### [Instructions for the task]
All entries need to be written out again exactly, without their pictures.

### [Data listing]
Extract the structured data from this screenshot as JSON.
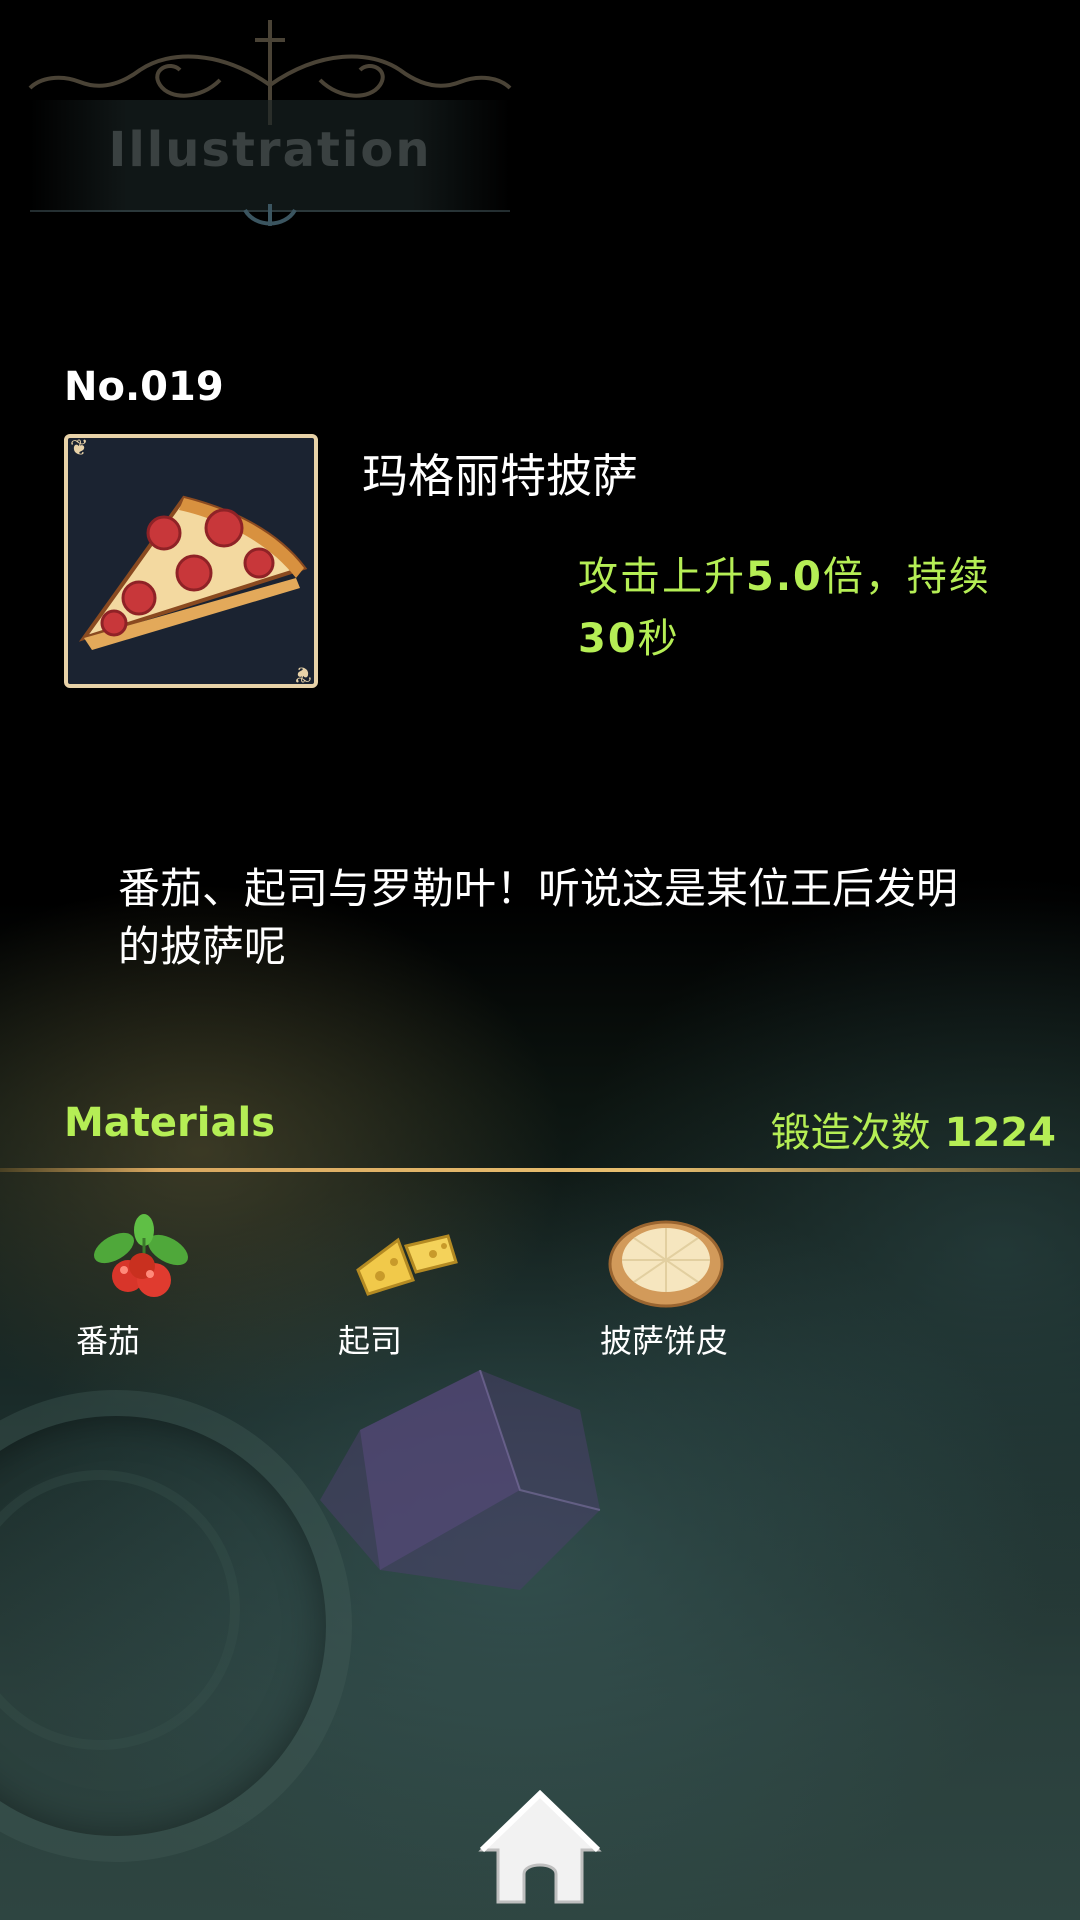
{
  "header": {
    "title": "Illustration"
  },
  "item": {
    "number": "No.019",
    "name": "玛格丽特披萨",
    "effect": {
      "prefix": "攻击上升",
      "multiplier": "5.0",
      "middle": "倍，持续",
      "duration": "30",
      "suffix": "秒"
    },
    "image": "pizza-slice-icon",
    "description": "番茄、起司与罗勒叶！听说这是某位王后发明的披萨呢"
  },
  "materials": {
    "label": "Materials",
    "forge_label": "锻造次数",
    "forge_count": "1224",
    "items": [
      {
        "name": "番茄",
        "icon": "tomato-icon"
      },
      {
        "name": "起司",
        "icon": "cheese-icon"
      },
      {
        "name": "披萨饼皮",
        "icon": "pizza-crust-icon"
      }
    ]
  },
  "nav": {
    "home_icon": "home-icon"
  },
  "colors": {
    "accent": "#b5ee55",
    "frame": "#e8d2a8",
    "background": "#000000"
  }
}
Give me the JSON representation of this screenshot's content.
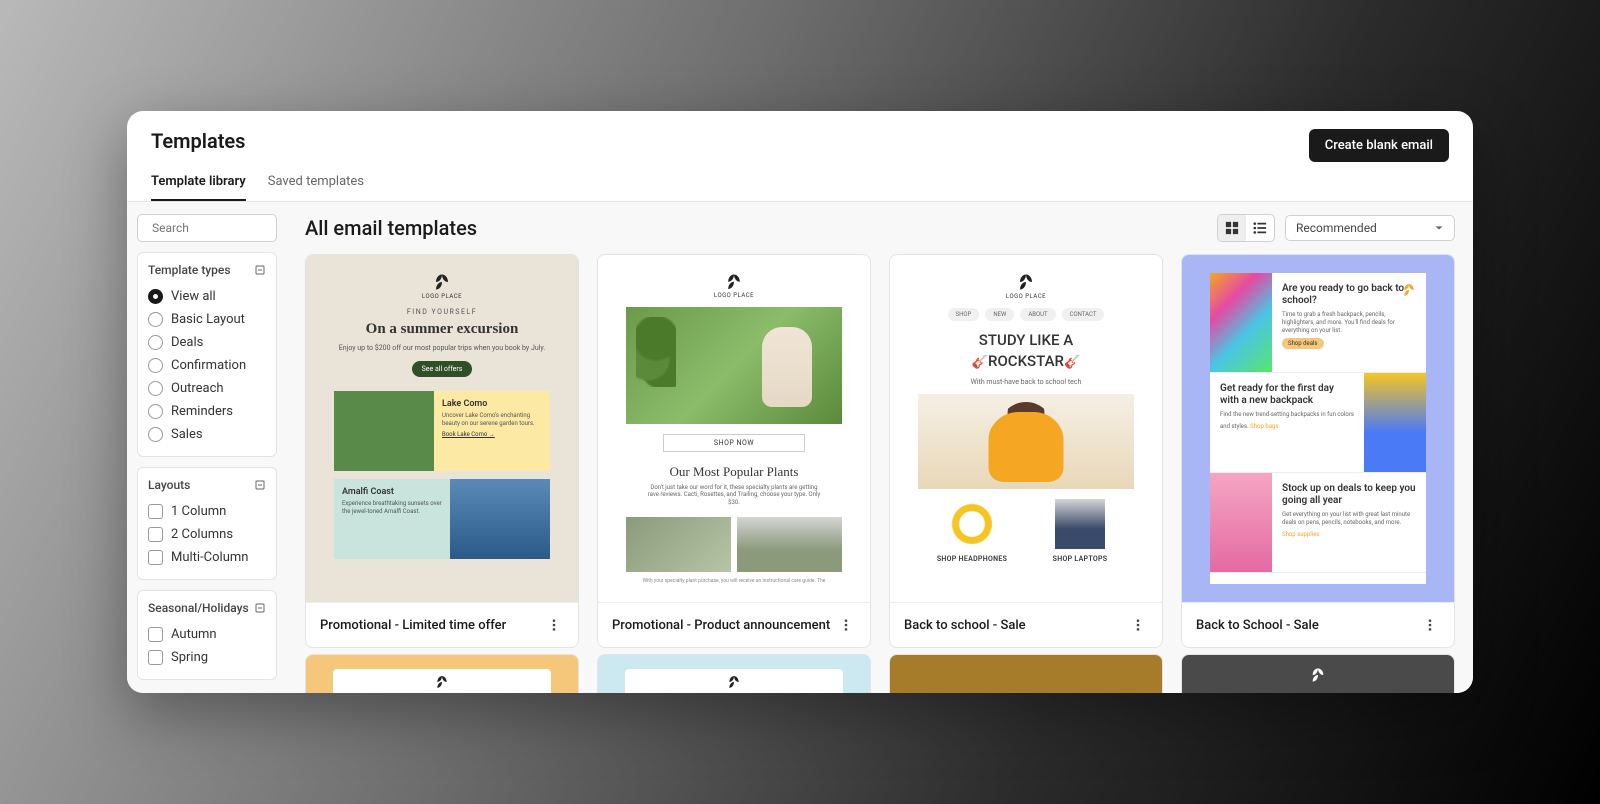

### [Completed task]
Extract the structured data from this screenshot as JSON.
{
  "header": {
    "title": "Illustration"
  },
  "item": {
    "number": "No.019",
    "name": "玛格丽特披萨",
    "effect": {
      "prefix": "攻击上升",
      "multiplier": "5.0",
      "middle": "倍，持续",
      "duration": "30",
      "suffix": "秒"
    },
    "image": "pizza-slice-icon",
    "description": "番茄、起司与罗勒叶！听说这是某位王后发明的披萨呢"
  },
  "materials": {
    "label": "Materials",
    "forge_label": "锻造次数",
    "forge_count": "1224",
    "items": [
      {
        "name": "番茄",
        "icon": "tomato-icon"
      },
      {
        "name": "起司",
        "icon": "cheese-icon"
      },
      {
        "name": "披萨饼皮",
        "icon": "pizza-crust-icon"
      }
    ]
  },
  "nav": {
    "home_icon": "home-icon"
  },
  "colors": {
    "accent": "#b5ee55",
    "frame": "#e8d2a8",
    "background": "#000000"
  }
}
Give me the JSON representation of this screenshot's content.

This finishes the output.